START Records to process

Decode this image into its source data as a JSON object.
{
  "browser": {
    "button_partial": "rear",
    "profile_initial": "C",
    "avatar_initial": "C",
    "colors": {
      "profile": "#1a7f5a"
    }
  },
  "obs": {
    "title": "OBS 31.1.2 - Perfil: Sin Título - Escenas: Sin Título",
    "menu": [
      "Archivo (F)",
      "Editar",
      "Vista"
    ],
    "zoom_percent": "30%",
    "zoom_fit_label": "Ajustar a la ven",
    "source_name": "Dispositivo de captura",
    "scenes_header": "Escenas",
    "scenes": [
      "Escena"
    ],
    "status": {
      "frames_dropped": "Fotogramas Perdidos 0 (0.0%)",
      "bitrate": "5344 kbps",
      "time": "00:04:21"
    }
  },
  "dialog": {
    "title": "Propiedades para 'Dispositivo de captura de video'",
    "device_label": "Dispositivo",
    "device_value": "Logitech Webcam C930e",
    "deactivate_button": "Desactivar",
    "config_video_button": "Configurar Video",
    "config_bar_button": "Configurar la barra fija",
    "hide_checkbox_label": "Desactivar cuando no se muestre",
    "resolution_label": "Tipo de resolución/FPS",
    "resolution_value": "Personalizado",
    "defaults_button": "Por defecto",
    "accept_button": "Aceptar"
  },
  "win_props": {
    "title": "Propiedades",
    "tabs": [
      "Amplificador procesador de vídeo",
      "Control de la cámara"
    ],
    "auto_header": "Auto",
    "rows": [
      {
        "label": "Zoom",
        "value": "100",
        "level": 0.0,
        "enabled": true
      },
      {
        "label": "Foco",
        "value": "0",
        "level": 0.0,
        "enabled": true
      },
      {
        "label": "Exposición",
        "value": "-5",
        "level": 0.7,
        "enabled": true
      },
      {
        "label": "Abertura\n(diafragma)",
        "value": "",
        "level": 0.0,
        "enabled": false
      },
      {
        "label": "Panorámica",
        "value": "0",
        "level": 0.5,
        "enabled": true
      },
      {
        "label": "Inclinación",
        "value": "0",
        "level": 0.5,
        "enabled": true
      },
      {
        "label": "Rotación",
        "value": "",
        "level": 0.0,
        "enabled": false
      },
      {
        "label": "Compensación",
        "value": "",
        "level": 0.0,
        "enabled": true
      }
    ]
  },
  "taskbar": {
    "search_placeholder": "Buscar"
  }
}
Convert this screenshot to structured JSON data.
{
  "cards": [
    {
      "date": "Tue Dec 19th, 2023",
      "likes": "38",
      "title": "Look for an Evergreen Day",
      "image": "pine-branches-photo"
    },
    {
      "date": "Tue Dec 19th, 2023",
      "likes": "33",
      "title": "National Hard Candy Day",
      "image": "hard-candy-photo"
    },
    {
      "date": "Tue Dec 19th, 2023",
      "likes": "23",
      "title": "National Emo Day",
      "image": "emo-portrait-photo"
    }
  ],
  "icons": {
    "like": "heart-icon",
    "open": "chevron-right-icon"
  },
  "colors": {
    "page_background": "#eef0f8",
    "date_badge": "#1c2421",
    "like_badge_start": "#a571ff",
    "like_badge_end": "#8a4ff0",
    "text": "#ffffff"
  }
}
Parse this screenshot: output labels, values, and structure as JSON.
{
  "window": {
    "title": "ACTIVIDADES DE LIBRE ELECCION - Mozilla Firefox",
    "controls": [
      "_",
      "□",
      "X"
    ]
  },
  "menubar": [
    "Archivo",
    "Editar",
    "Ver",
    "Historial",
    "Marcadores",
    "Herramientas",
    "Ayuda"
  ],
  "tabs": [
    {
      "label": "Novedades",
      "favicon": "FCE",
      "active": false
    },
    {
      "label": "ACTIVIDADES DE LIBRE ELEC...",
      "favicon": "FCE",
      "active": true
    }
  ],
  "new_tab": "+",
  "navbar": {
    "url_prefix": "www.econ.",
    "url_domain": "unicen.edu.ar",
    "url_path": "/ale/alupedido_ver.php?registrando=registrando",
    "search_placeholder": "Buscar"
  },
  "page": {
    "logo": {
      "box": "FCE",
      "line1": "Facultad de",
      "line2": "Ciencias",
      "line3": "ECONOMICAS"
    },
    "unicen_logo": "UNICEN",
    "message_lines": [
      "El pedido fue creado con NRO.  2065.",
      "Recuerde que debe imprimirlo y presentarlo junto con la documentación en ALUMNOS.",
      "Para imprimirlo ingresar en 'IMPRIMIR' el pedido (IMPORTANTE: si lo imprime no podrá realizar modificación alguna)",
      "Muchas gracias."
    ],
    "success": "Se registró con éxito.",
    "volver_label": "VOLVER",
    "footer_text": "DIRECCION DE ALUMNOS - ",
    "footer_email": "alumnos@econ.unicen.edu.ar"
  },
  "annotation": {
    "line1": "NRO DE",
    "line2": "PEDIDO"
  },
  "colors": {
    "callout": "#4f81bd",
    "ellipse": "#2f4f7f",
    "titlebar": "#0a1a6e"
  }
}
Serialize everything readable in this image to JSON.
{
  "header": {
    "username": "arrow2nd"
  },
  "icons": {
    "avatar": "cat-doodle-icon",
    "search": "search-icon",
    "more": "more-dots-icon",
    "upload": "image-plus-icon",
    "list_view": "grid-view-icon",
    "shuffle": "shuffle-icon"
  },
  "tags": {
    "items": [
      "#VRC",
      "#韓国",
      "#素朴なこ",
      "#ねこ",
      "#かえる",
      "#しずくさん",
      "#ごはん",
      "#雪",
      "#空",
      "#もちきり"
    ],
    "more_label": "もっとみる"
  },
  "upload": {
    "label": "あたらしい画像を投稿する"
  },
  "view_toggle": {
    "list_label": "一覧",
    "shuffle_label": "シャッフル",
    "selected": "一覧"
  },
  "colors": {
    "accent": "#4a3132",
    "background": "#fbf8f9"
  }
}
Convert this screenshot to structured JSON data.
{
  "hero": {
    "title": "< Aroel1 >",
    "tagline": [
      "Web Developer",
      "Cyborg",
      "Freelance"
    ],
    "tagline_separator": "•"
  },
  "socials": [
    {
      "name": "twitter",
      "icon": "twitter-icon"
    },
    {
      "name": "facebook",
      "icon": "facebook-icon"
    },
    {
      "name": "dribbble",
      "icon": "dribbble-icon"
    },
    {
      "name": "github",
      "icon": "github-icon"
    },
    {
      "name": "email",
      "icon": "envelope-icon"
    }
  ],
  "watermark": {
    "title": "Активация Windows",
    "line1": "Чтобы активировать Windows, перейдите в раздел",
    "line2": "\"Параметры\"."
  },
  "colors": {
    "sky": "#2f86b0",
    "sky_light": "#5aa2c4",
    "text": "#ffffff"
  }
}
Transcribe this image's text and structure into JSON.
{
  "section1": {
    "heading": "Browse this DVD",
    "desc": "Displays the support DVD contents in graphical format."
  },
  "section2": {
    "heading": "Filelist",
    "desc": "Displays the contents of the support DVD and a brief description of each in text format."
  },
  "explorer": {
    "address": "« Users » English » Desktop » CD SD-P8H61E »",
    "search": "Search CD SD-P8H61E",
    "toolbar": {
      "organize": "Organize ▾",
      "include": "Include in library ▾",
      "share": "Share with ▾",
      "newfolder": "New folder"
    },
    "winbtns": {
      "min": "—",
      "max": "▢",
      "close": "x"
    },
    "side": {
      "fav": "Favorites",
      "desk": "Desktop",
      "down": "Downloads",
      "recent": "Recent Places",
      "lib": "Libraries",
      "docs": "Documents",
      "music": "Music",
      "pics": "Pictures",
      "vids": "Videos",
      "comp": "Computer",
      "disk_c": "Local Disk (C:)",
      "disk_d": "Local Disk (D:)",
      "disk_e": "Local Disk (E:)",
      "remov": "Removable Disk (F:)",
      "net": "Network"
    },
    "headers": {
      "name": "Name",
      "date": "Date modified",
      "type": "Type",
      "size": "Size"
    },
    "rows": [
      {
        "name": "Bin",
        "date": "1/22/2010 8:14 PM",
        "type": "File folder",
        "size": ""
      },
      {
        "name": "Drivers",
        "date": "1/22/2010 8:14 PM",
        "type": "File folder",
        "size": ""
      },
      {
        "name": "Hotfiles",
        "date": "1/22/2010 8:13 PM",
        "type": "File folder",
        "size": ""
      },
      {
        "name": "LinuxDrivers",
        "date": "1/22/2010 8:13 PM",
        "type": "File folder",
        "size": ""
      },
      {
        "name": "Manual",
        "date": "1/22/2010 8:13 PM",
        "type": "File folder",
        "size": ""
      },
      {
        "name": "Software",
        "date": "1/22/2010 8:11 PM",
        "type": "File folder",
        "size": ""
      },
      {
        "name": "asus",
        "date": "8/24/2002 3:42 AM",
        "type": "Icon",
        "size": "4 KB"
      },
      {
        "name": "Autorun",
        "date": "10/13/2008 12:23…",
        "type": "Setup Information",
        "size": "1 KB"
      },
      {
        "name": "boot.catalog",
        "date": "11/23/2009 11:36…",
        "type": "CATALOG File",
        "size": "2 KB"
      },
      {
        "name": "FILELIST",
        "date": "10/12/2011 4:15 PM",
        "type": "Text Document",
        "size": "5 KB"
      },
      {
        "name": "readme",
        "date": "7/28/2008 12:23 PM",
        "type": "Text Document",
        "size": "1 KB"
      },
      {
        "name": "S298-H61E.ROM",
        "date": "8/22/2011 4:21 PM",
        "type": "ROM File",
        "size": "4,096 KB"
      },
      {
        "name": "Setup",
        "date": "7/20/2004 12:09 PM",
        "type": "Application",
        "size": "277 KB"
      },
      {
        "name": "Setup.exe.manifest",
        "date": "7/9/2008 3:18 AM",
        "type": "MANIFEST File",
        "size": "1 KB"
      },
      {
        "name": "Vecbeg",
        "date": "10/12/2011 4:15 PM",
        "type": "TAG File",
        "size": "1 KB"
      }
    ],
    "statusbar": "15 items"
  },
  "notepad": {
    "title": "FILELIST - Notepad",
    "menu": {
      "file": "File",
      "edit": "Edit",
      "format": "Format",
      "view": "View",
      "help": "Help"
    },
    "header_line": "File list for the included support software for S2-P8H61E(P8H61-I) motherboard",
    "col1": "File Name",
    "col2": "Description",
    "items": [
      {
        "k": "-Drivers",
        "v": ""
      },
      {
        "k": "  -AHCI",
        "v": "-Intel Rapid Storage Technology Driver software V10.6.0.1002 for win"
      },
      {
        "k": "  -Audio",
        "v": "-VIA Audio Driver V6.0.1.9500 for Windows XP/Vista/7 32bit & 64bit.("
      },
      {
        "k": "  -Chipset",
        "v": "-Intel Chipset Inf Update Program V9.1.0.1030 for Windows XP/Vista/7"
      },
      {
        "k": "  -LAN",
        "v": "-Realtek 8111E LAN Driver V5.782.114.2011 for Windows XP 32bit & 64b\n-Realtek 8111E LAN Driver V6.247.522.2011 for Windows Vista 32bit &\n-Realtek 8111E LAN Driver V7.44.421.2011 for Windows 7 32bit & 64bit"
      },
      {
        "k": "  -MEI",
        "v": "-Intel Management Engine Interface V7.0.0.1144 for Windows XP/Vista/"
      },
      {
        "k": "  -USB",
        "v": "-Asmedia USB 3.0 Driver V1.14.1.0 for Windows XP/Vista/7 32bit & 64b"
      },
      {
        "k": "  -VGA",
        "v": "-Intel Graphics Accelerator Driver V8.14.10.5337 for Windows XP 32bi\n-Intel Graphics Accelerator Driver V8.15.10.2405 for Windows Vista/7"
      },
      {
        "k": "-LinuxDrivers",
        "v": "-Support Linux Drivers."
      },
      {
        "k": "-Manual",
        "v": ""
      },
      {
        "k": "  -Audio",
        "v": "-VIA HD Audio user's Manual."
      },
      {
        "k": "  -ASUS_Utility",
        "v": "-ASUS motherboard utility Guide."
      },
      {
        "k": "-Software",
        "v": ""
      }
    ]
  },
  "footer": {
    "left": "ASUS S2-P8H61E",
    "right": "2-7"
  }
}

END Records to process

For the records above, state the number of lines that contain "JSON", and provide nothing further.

Response to this exercise: 6